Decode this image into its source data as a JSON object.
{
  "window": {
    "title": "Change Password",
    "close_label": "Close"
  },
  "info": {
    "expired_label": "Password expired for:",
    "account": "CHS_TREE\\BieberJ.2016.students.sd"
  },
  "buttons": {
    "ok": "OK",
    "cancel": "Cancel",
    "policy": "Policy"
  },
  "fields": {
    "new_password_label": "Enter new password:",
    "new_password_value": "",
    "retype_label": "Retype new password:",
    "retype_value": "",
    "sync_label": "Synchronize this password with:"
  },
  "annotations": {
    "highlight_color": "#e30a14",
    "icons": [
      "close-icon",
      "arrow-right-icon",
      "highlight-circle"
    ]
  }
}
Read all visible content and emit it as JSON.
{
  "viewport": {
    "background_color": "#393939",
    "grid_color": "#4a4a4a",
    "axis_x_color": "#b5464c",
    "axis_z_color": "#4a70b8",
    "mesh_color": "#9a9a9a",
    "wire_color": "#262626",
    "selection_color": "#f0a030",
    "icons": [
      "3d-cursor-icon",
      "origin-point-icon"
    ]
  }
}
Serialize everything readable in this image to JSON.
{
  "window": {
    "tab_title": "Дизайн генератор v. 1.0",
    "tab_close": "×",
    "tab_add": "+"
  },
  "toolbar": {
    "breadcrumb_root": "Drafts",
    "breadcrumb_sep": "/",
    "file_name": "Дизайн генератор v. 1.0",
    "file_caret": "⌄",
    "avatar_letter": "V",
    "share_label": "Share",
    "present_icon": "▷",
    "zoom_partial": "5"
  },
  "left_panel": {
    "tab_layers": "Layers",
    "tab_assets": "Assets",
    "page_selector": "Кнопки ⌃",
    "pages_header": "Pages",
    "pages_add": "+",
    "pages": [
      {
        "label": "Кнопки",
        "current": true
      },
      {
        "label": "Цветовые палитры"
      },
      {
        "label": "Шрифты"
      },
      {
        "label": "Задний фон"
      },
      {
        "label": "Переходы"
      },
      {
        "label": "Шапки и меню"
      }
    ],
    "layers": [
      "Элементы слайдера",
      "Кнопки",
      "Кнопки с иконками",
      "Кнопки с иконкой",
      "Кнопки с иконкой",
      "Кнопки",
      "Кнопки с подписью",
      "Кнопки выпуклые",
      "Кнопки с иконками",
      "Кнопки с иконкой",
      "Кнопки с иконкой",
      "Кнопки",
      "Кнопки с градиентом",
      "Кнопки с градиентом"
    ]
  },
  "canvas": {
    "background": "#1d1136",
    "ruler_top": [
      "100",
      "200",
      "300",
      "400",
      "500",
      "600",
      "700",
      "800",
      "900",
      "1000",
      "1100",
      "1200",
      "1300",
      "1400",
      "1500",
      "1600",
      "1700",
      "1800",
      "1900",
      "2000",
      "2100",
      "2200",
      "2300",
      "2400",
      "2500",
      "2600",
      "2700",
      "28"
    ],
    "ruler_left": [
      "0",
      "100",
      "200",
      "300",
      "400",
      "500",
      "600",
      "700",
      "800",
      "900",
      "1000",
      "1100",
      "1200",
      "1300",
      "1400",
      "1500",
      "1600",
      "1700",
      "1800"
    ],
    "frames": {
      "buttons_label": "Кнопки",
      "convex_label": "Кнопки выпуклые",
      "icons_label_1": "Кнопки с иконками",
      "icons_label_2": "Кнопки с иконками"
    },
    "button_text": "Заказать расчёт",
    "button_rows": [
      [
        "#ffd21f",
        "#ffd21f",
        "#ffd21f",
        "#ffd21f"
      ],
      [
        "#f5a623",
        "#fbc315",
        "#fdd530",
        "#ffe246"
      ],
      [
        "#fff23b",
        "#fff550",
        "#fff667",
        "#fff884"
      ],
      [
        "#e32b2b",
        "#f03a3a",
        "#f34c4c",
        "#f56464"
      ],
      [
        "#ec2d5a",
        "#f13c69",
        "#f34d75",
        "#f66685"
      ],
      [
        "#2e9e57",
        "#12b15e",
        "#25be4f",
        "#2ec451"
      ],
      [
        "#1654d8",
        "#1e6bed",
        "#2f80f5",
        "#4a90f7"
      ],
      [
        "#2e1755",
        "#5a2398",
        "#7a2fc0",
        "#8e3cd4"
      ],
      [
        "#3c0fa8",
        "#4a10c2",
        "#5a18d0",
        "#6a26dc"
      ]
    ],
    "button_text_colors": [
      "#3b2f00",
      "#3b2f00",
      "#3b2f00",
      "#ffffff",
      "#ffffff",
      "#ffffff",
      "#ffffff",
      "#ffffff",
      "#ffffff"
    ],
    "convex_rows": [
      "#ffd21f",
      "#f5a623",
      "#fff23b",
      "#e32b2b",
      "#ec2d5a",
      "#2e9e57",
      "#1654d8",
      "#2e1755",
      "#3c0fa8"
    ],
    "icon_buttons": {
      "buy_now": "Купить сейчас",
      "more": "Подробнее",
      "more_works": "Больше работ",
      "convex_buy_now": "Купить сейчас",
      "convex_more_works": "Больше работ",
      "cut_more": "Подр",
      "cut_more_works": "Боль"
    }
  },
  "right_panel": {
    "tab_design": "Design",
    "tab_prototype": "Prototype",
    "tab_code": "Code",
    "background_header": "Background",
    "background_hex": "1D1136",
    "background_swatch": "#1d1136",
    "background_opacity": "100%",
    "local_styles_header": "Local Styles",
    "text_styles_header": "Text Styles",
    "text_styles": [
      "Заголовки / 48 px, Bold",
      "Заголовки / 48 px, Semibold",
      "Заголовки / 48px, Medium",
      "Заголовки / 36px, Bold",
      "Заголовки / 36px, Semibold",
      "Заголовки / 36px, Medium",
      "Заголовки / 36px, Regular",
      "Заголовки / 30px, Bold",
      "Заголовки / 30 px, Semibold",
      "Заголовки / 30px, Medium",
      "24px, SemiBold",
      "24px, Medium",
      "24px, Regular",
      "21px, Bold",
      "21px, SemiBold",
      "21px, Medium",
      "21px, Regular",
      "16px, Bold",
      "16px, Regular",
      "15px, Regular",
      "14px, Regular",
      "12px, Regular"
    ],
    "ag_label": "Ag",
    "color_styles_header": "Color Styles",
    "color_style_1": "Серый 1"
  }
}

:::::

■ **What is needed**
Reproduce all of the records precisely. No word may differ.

■ **Written response**
Decode this image into its source data as a JSON object.
{
  "window": {
    "title": "Change Password",
    "close_label": "Close"
  },
  "info": {
    "expired_label": "Password expired for:",
    "account": "CHS_TREE\\BieberJ.2016.students.sd"
  },
  "buttons": {
    "ok": "OK",
    "cancel": "Cancel",
    "policy": "Policy"
  },
  "fields": {
    "new_password_label": "Enter new password:",
    "new_password_value": "",
    "retype_label": "Retype new password:",
    "retype_value": "",
    "sync_label": "Synchronize this password with:"
  },
  "annotations": {
    "highlight_color": "#e30a14",
    "icons": [
      "close-icon",
      "arrow-right-icon",
      "highlight-circle"
    ]
  }
}
Read all visible content and emit it as JSON.
{
  "viewport": {
    "background_color": "#393939",
    "grid_color": "#4a4a4a",
    "axis_x_color": "#b5464c",
    "axis_z_color": "#4a70b8",
    "mesh_color": "#9a9a9a",
    "wire_color": "#262626",
    "selection_color": "#f0a030",
    "icons": [
      "3d-cursor-icon",
      "origin-point-icon"
    ]
  }
}
Serialize everything readable in this image to JSON.
{
  "window": {
    "tab_title": "Дизайн генератор v. 1.0",
    "tab_close": "×",
    "tab_add": "+"
  },
  "toolbar": {
    "breadcrumb_root": "Drafts",
    "breadcrumb_sep": "/",
    "file_name": "Дизайн генератор v. 1.0",
    "file_caret": "⌄",
    "avatar_letter": "V",
    "share_label": "Share",
    "present_icon": "▷",
    "zoom_partial": "5"
  },
  "left_panel": {
    "tab_layers": "Layers",
    "tab_assets": "Assets",
    "page_selector": "Кнопки ⌃",
    "pages_header": "Pages",
    "pages_add": "+",
    "pages": [
      {
        "label": "Кнопки",
        "current": true
      },
      {
        "label": "Цветовые палитры"
      },
      {
        "label": "Шрифты"
      },
      {
        "label": "Задний фон"
      },
      {
        "label": "Переходы"
      },
      {
        "label": "Шапки и меню"
      }
    ],
    "layers": [
      "Элементы слайдера",
      "Кнопки",
      "Кнопки с иконками",
      "Кнопки с иконкой",
      "Кнопки с иконкой",
      "Кнопки",
      "Кнопки с подписью",
      "Кнопки выпуклые",
      "Кнопки с иконками",
      "Кнопки с иконкой",
      "Кнопки с иконкой",
      "Кнопки",
      "Кнопки с градиентом",
      "Кнопки с градиентом"
    ]
  },
  "canvas": {
    "background": "#1d1136",
    "ruler_top": [
      "100",
      "200",
      "300",
      "400",
      "500",
      "600",
      "700",
      "800",
      "900",
      "1000",
      "1100",
      "1200",
      "1300",
      "1400",
      "1500",
      "1600",
      "1700",
      "1800",
      "1900",
      "2000",
      "2100",
      "2200",
      "2300",
      "2400",
      "2500",
      "2600",
      "2700",
      "28"
    ],
    "ruler_left": [
      "0",
      "100",
      "200",
      "300",
      "400",
      "500",
      "600",
      "700",
      "800",
      "900",
      "1000",
      "1100",
      "1200",
      "1300",
      "1400",
      "1500",
      "1600",
      "1700",
      "1800"
    ],
    "frames": {
      "buttons_label": "Кнопки",
      "convex_label": "Кнопки выпуклые",
      "icons_label_1": "Кнопки с иконками",
      "icons_label_2": "Кнопки с иконками"
    },
    "button_text": "Заказать расчёт",
    "button_rows": [
      [
        "#ffd21f",
        "#ffd21f",
        "#ffd21f",
        "#ffd21f"
      ],
      [
        "#f5a623",
        "#fbc315",
        "#fdd530",
        "#ffe246"
      ],
      [
        "#fff23b",
        "#fff550",
        "#fff667",
        "#fff884"
      ],
      [
        "#e32b2b",
        "#f03a3a",
        "#f34c4c",
        "#f56464"
      ],
      [
        "#ec2d5a",
        "#f13c69",
        "#f34d75",
        "#f66685"
      ],
      [
        "#2e9e57",
        "#12b15e",
        "#25be4f",
        "#2ec451"
      ],
      [
        "#1654d8",
        "#1e6bed",
        "#2f80f5",
        "#4a90f7"
      ],
      [
        "#2e1755",
        "#5a2398",
        "#7a2fc0",
        "#8e3cd4"
      ],
      [
        "#3c0fa8",
        "#4a10c2",
        "#5a18d0",
        "#6a26dc"
      ]
    ],
    "button_text_colors": [
      "#3b2f00",
      "#3b2f00",
      "#3b2f00",
      "#ffffff",
      "#ffffff",
      "#ffffff",
      "#ffffff",
      "#ffffff",
      "#ffffff"
    ],
    "convex_rows": [
      "#ffd21f",
      "#f5a623",
      "#fff23b",
      "#e32b2b",
      "#ec2d5a",
      "#2e9e57",
      "#1654d8",
      "#2e1755",
      "#3c0fa8"
    ],
    "icon_buttons": {
      "buy_now": "Купить сейчас",
      "more": "Подробнее",
      "more_works": "Больше работ",
      "convex_buy_now": "Купить сейчас",
      "convex_more_works": "Больше работ",
      "cut_more": "Подр",
      "cut_more_works": "Боль"
    }
  },
  "right_panel": {
    "tab_design": "Design",
    "tab_prototype": "Prototype",
    "tab_code": "Code",
    "background_header": "Background",
    "background_hex": "1D1136",
    "background_swatch": "#1d1136",
    "background_opacity": "100%",
    "local_styles_header": "Local Styles",
    "text_styles_header": "Text Styles",
    "text_styles": [
      "Заголовки / 48 px, Bold",
      "Заголовки / 48 px, Semibold",
      "Заголовки / 48px, Medium",
      "Заголовки / 36px, Bold",
      "Заголовки / 36px, Semibold",
      "Заголовки / 36px, Medium",
      "Заголовки / 36px, Regular",
      "Заголовки / 30px, Bold",
      "Заголовки / 30 px, Semibold",
      "Заголовки / 30px, Medium",
      "24px, SemiBold",
      "24px, Medium",
      "24px, Regular",
      "21px, Bold",
      "21px, SemiBold",
      "21px, Medium",
      "21px, Regular",
      "16px, Bold",
      "16px, Regular",
      "15px, Regular",
      "14px, Regular",
      "12px, Regular"
    ],
    "ag_label": "Ag",
    "color_styles_header": "Color Styles",
    "color_style_1": "Серый 1"
  }
}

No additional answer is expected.